Cambodian ambassador to Korea Long Dimanche told The Post on Wednesday that the Republic of Korea (ROK) will provide Cambodia with a loan of almost $50 million to build a forensic centre.
The ROK will assist with its construction and train judges, prosecutors and related authorities in forensic work related to crimes involving women, drugs, terrorism and the internet, among others.
The forensic centre will be equipped with modern tools, but before it can be constructed, the government needs to make an official request.
“Our government is interested in this construction and needs this centre. During discussions with South Korea and countries in the Mekong region, and at the Mekong-Korea Summit 2019 in Busan, Korea, we raised ideas about fighting against all types of crimes in the region, but Cambodia didn’t make an official request,” Dimanche said.
The ministries of Foreign Affairs and International Cooperation; Interior; Justice, and Economy and Finance held a meeting to discuss the request, he said.
Justice ministry spokesman Chin Malin said on Wednesday that he did not receive news about the centre yet.
The Post could not contact Ministry of Interior spokesman Khieu Sopheak or Ministry of Foreign Affairs and International Cooperation spokesman Koy Kuong for comments on Wednesday.
Dimanche said he will lead colleagues on a visit to a forensic centre in the ROK later this month to study in detail the plan and write a report for the government.
Lawyers Sam Chamroeun and Sok Samoeun declined to comment about the plan on Wednesday.
Dimanche and his colleagues held a meeting led by the former director of the Criminal Investigation and Research Centre of the Ministry of Interior and Security of the ROK Joong Seok Seo to discuss law procedure.
Licadho monitoring manager Am Sam Ath said on Wednesday that prosecutors and judges always depended on reports from authorities in charge of forensics, but they do not investigate or analyse forensics in detail.
He said he supports the building and training plan from Korean experts. It is a part of reforming the court system. As of now, there are no judges or prosecutors who utilise forensics in cases, he said.
“I support having this centre because it is another reform for the court system.

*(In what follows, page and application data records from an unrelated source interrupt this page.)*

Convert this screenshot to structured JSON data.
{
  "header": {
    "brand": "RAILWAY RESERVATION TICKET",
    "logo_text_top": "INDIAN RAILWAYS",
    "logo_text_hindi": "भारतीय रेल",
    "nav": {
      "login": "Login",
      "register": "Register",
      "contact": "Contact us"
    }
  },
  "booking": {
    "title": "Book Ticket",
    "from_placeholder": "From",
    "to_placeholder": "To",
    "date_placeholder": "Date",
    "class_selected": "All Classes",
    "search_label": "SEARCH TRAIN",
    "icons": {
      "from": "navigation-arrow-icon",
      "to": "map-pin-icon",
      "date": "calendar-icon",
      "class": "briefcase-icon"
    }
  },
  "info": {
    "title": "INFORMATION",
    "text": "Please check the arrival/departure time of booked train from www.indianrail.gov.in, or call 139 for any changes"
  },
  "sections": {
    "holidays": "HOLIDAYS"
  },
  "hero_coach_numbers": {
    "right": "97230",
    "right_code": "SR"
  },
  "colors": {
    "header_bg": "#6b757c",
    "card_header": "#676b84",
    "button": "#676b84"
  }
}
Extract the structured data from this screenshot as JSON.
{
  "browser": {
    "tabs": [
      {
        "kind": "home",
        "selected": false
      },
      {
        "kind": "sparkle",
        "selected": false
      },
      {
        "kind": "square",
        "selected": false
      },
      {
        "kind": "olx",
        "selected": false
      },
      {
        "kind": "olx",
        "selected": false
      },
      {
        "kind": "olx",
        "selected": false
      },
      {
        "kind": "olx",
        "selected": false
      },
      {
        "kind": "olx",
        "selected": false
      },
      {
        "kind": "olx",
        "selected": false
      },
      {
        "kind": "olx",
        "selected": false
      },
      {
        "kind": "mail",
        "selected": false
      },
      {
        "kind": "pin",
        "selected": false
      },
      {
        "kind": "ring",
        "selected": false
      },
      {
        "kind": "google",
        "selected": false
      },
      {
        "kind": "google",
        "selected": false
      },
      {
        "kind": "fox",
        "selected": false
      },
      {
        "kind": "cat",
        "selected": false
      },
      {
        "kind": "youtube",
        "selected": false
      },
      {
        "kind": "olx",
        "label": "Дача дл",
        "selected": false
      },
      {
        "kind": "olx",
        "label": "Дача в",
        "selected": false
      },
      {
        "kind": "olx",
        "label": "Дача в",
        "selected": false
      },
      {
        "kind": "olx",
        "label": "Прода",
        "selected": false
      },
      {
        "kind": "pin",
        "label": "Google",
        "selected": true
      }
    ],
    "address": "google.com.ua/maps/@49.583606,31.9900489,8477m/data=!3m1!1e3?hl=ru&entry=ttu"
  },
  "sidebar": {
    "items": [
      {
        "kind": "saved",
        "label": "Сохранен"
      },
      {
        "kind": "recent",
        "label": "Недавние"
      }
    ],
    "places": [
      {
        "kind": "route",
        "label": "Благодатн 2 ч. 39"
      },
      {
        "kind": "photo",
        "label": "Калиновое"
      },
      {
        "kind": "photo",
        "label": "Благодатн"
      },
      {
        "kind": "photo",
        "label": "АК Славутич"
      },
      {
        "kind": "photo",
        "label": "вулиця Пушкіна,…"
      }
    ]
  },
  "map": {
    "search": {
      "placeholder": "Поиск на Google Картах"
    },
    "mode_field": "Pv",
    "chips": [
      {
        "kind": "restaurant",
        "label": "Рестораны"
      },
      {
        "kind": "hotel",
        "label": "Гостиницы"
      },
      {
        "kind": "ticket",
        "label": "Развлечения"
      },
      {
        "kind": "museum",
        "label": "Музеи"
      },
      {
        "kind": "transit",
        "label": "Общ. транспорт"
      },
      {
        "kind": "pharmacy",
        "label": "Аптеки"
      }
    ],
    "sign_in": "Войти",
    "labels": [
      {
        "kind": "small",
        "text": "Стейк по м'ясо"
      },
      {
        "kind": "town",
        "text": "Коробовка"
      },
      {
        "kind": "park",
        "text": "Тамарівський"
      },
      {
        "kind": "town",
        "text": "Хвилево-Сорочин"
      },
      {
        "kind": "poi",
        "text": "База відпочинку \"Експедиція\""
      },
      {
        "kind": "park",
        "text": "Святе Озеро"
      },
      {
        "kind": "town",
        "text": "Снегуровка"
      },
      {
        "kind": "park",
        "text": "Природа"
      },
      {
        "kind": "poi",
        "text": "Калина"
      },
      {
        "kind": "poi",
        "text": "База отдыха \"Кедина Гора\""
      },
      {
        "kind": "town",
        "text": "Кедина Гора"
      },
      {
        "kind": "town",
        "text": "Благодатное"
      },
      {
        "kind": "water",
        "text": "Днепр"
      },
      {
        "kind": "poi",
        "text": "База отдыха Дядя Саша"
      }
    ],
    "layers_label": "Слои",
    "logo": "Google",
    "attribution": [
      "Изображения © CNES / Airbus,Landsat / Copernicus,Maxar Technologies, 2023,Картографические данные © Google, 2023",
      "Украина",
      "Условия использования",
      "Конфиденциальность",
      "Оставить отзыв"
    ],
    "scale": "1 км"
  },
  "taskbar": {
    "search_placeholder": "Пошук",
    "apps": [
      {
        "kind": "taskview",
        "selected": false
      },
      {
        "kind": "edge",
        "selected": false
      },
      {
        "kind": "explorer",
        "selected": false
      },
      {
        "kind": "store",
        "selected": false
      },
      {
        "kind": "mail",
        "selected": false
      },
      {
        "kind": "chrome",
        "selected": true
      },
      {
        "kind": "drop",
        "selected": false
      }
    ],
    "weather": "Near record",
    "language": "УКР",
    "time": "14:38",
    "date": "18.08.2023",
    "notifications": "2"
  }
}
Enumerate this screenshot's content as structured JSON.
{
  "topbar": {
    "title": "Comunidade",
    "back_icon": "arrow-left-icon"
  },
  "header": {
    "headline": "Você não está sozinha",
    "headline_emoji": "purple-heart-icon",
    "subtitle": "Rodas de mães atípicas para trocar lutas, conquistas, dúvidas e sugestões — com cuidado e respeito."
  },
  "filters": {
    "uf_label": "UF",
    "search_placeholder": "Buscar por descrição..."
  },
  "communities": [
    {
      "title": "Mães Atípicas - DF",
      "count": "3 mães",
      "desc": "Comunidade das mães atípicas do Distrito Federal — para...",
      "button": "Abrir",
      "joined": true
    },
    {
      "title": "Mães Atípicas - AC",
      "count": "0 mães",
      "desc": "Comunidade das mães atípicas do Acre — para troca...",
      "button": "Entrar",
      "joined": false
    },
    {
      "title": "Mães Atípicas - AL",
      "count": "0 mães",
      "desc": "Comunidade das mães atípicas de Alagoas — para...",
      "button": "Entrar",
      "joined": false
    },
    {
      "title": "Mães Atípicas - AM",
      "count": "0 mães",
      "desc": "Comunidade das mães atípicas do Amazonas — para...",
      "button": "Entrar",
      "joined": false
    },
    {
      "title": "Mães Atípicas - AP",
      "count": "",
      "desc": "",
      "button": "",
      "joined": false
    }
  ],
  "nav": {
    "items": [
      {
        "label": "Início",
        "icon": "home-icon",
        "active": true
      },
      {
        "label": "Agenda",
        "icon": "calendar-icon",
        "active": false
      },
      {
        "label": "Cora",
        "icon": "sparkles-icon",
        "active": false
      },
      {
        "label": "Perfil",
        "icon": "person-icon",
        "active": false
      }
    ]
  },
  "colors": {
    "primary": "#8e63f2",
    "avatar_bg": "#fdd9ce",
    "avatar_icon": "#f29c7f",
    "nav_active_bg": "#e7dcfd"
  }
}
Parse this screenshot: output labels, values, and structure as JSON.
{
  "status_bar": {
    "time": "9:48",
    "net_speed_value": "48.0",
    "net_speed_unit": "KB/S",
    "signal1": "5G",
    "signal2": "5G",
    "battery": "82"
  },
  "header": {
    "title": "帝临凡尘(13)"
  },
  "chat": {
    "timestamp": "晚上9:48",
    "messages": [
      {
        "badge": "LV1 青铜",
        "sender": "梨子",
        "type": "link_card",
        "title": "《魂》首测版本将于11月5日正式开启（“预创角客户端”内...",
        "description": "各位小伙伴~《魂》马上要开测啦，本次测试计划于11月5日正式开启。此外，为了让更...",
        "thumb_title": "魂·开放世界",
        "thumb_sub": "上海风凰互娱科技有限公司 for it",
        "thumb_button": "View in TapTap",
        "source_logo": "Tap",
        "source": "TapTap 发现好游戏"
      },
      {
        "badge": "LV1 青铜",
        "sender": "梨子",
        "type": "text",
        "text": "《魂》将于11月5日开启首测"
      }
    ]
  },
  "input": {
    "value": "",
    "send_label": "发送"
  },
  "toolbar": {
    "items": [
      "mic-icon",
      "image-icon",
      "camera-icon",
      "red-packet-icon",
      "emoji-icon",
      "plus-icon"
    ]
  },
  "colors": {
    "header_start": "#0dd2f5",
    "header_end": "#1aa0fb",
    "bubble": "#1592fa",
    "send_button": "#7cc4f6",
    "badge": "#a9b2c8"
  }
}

Another important point is that we want an independent court system that people have faith in. This can be done by using forensic evidence and judgment according to the law,” he said.